Read The Old Patagonian Express: By Train Through the Americas Online Free - Award-winning travel writer Paul Theroux invites you aboard The Old Patagonian Express by Train through the Americas; packed with powerful descriptions and portraits of the many colours of humanity, The Old Patagonian Express is an unforgettable read.
A witty sharply observed journey down the length of North and South America
Beginning his journey in Boston, where he boarded the subway commuter train, and catching trains of all kinds on the way, Paul Theroux tells of his voyage from ice-bound Massachusetts and Illinois to the arid plateau of Argentina's most southerly tip. Sweating and shivering by turns as the temperature and altitude shoot up and down, thrown in with the appalling Mr Thornberry in Limón and reading nightly to the blind writer, Borges, in Buenos Aires, Theroux vividly evokes the contrasts of a journey 'to the end of the line'.
American travel writer Paul Theroux is known for the rich descriptions of people and places that is often streaked with his distinctive sense of irony; his other non-fiction titles, Riding the Iron Rooster, The Happy Isles of Oceania, Sunrise with Seamonsters, The Kingdom by the Sea, The Tao of Travel, Ghost Train to the Eastern Star, The Great Railway Bazaar, Dark Star Safari, Fresh-air Fiend, Sir Vidia's Shadow, The Pillars of Hercules, and his novels and collections of short stories, including the James Tait Black Memorial Prize winner The Mosquito Coast are available from Penguin.
|Title||:||The Old Patagonian Express: By Train Through the Americas|
|Number of Pages||:||432 pages|
May 14, 2017
Apart from the occasional quick dash on the Metro, I haven't had much of a train life, as never really needed them. I do however recall the nostalgic memory of my first ever train ride aged about five, sitting on board just prior to departure I was excited and couldn't keep still, waiting for som...
November 15, 2012
I suppose Paul Theroux’s travel writing isn’t for everyone. If you don’t like his traveling persona you aren’t likely to enjoy his books. That being said, I like his traveling persona, so every travel book is a pleasure and there are still books to be read. But I decided to read The Old Patagonia...
February 01, 2013
I am willing to change my mind. Someone said that they liked the descriptions of this travel novel but would hate to have to go anywhere with this author.
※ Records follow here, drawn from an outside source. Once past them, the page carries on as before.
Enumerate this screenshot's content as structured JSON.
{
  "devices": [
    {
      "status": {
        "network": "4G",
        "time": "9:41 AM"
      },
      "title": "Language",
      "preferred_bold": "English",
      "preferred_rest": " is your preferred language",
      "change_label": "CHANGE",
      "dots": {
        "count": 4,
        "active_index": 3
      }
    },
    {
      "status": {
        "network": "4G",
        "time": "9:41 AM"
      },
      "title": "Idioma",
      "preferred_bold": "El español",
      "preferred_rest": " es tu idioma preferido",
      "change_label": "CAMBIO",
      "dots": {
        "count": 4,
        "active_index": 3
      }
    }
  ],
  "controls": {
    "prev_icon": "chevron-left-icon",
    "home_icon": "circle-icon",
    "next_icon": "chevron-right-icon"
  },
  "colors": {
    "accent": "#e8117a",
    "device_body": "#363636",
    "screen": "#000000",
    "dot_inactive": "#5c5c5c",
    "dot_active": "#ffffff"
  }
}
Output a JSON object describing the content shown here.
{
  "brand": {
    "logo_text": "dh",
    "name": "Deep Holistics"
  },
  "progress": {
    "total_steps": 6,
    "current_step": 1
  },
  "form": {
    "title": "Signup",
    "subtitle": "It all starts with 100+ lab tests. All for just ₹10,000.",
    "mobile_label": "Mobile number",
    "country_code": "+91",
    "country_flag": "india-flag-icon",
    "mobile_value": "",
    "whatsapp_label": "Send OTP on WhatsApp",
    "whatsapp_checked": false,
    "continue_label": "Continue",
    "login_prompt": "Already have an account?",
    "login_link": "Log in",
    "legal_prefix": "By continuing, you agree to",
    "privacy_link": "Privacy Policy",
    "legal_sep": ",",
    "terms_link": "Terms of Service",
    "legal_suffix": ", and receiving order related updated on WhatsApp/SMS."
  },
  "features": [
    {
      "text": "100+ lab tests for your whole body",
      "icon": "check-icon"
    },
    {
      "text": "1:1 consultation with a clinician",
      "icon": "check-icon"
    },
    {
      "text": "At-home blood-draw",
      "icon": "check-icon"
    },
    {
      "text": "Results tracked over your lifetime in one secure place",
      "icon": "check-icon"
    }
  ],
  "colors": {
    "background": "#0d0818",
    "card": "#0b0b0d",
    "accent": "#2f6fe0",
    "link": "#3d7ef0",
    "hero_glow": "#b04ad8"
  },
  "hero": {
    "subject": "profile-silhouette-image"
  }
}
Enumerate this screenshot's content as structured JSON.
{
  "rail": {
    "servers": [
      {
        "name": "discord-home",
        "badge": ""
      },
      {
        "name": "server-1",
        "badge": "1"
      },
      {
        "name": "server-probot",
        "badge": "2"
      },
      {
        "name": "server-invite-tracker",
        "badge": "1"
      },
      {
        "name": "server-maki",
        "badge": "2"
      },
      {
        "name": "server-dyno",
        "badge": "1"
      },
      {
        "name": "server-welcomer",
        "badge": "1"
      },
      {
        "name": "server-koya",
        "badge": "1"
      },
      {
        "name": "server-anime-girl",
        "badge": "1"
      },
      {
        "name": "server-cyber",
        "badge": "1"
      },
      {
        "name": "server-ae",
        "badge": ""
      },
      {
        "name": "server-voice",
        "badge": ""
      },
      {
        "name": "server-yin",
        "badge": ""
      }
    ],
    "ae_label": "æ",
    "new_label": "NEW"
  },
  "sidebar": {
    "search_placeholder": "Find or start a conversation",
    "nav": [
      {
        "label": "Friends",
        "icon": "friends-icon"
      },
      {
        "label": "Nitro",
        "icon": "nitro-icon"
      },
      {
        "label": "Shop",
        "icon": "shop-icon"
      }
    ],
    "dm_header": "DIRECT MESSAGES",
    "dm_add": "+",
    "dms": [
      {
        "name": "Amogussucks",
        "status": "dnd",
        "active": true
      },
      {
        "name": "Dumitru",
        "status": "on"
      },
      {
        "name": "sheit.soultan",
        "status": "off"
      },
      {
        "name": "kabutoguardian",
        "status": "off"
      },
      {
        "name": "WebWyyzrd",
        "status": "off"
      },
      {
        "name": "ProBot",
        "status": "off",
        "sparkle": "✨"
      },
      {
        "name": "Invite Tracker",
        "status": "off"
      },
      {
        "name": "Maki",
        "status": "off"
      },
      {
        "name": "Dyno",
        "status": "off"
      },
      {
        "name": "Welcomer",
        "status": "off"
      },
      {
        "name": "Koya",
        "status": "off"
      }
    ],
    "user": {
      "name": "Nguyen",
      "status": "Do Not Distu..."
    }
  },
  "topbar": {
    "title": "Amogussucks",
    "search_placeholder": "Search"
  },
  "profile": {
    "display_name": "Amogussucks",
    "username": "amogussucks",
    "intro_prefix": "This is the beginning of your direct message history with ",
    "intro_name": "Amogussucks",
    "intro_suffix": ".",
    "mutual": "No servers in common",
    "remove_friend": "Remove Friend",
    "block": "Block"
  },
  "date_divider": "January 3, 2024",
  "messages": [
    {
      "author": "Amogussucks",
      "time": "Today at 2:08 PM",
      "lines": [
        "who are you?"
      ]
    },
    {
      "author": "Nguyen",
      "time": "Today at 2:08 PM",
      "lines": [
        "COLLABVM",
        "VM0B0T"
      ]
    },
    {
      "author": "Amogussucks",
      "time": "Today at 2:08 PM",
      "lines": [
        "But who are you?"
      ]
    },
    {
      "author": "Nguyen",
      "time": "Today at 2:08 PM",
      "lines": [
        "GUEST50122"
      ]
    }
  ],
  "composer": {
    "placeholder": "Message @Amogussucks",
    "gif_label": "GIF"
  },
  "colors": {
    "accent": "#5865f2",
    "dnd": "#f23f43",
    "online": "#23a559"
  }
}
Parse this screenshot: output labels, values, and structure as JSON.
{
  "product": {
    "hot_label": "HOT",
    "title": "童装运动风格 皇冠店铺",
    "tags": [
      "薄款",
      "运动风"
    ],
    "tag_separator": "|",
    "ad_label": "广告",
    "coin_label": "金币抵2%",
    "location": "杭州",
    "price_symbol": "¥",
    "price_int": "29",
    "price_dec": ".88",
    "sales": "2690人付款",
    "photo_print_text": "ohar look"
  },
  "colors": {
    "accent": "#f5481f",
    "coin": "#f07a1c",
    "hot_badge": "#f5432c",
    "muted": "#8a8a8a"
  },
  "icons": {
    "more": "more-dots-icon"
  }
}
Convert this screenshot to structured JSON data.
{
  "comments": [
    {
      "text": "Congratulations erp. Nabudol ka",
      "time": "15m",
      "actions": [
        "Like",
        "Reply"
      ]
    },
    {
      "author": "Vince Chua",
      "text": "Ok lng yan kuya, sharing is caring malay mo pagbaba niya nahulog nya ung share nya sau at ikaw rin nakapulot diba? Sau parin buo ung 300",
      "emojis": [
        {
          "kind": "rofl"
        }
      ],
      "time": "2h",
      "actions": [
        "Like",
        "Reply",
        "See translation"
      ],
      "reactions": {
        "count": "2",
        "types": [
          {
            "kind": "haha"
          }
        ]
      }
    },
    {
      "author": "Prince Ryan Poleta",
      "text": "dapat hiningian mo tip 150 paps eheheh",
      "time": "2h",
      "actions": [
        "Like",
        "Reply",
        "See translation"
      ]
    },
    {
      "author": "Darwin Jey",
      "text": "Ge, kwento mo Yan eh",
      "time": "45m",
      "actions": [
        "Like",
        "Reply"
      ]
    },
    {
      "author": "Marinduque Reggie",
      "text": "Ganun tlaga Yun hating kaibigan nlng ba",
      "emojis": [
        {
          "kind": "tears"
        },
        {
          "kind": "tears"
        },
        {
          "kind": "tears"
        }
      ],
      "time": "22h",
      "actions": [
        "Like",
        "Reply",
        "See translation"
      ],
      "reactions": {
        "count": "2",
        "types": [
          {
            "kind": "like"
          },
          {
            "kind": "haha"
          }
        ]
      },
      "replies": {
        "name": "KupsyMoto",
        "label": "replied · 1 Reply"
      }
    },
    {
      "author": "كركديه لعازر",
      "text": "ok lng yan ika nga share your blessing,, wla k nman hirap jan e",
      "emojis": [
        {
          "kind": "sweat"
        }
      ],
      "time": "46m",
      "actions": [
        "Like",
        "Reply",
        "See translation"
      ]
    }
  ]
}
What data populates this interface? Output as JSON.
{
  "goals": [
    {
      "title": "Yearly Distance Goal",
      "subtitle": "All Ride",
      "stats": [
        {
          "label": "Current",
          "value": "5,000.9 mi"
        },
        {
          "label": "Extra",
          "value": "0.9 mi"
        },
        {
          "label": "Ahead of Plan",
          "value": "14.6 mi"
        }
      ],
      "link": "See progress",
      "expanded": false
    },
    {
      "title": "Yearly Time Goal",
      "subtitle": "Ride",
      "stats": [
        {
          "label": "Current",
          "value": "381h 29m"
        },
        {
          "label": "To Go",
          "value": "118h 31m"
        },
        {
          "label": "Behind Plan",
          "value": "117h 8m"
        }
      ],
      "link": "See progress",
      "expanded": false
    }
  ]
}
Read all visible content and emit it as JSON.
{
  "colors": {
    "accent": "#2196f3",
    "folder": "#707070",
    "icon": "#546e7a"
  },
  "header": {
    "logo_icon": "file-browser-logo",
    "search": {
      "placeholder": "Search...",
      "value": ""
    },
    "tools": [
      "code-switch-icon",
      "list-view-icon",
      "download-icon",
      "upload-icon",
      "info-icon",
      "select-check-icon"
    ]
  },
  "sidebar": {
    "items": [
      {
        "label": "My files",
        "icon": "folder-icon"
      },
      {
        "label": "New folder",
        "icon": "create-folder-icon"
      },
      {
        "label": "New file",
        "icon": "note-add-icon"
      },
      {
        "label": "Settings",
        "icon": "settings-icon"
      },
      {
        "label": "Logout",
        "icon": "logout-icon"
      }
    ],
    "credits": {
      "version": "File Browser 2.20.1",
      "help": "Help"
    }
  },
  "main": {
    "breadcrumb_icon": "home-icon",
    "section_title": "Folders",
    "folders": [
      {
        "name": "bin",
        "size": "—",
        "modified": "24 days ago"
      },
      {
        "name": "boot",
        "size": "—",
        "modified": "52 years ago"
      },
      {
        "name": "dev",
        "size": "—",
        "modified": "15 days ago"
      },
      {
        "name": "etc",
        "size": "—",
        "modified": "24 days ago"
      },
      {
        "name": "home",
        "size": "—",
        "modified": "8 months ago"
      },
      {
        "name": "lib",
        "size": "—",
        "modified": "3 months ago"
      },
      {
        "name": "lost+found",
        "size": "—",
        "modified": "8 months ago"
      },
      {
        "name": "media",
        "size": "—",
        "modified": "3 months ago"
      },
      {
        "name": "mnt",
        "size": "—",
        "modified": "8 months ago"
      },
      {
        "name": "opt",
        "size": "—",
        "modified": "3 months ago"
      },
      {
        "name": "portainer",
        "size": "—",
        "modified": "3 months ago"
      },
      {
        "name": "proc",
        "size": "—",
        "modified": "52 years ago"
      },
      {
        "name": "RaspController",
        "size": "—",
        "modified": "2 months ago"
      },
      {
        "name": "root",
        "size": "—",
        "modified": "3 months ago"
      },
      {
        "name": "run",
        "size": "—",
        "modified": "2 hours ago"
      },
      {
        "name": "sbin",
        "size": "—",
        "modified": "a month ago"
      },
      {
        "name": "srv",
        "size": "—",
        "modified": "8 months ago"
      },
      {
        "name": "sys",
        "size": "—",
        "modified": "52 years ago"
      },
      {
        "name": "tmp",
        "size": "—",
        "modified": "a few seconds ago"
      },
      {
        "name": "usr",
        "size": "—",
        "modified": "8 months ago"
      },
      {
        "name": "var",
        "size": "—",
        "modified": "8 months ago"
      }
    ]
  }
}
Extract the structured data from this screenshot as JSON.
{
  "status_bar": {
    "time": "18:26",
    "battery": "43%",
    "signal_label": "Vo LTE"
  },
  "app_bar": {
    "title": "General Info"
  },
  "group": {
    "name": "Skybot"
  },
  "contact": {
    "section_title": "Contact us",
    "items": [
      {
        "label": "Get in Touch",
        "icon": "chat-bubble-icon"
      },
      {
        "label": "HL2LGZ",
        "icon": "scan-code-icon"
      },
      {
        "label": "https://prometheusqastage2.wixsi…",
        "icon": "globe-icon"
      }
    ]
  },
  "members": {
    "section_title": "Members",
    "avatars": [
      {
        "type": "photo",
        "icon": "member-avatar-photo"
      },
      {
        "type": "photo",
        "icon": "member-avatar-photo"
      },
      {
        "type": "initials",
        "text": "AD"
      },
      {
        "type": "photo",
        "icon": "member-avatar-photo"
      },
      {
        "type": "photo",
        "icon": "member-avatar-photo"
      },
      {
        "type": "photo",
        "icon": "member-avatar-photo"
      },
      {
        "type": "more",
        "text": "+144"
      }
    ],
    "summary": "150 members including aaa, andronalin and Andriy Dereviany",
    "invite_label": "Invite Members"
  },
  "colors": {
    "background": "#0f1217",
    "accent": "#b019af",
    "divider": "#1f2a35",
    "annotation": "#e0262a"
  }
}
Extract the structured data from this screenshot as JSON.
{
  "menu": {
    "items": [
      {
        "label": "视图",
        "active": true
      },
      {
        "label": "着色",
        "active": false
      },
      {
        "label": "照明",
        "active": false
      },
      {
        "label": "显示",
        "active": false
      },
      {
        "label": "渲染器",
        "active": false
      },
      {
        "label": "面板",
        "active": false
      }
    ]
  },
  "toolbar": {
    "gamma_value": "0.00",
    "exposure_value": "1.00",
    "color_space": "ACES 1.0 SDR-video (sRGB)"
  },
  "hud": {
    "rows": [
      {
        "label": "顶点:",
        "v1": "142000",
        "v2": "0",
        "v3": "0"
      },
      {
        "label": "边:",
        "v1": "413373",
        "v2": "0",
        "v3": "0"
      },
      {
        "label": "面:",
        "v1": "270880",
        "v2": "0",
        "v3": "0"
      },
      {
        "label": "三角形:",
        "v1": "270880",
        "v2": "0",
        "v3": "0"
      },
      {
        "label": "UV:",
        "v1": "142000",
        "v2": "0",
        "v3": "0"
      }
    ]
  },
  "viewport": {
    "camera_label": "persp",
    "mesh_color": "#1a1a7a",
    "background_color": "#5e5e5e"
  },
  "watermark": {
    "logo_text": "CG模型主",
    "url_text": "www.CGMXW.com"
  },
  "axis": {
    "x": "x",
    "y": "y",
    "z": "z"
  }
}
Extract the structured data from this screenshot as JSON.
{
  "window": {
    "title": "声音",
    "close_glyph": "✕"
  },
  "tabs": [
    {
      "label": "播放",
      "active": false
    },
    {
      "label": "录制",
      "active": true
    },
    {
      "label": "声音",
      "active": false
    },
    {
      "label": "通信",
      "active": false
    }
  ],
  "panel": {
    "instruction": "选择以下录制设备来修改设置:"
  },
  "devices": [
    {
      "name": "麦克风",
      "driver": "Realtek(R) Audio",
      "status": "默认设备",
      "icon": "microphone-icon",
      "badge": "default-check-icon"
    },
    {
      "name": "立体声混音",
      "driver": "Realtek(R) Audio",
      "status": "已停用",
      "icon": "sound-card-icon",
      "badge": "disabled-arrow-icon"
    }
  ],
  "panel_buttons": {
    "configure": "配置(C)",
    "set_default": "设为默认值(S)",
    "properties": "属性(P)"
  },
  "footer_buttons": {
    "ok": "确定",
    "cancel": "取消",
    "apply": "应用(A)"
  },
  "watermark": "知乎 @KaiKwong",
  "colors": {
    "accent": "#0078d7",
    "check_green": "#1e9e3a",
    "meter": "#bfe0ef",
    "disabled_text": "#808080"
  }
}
I would prefer to hear about these places through the perspective of someone else. Theroux is hard to read not due to the complexity of his pr...
April 19, 2012
Yes, he is a curmudgeon - but I still love his books.
This one in particular fed into my wish to " someday" travel. I was a poor student who thought travel was only for the rich. I didn't realize you could do it cheaply - if you don't mind a few discomforts. It gave the information I needed to tak...
February 04, 2017
My third Paul Theroux book! Last year I first came across Theroux's non-fiction work The Happy Isles of Oceania: Paddling the Pacific (1992) which I thoroughly enjoyed (Theroux was travelling through almost all of the Pacific nations and went paddling here and there). Then I read his fiction work...
January 27, 2015
I hate not finishing books, but this might be one of those I cannot finish. Or perhaps I'll finish it just to cement my bad opinion of it.
I first read Dark Star Safari by Paul Theroux and must add that this was several years ago - I absolutely adored it at the time. I thought I would like this on...
October 22, 2016
There are parts in this book which I find brilliant, funny, entertaining, and even deep. A description of reading Lovecraft on a train full of people that probably thought the name referred to something naughty is quite good for example.
It's just a little too much of this book. I think I might h...
November 29, 2015
This is probably my second re-read of Paul Theroux's travel classic of a railroad journey from Boston to as far south as he could go in the Americas. By now, many of the trains he describes no longer exist; so he has produced, at the very least, a valuable historical document. The Old Patagonian...
November 27, 2007
why anybody would want to waste their time reading this judgmental, curmudgeon of a book by a guy who doesn't even want to visit anything, yet is so cocky in calling himself a traveler and not a tourist, is beyond me... reminds me way too much of an old professor i once dated. and, no, i did not...
May 21, 2016
"I had arrived in Patagonia, and i laughed when I remembered I had come here from Boston, on a subway train that people take to work."
Call me a fanatic of Theroux's work, but travel writing isn't always about "Sugar-coating" your experiences with Wows and Awes. Paul is undoubtedly the Best in his...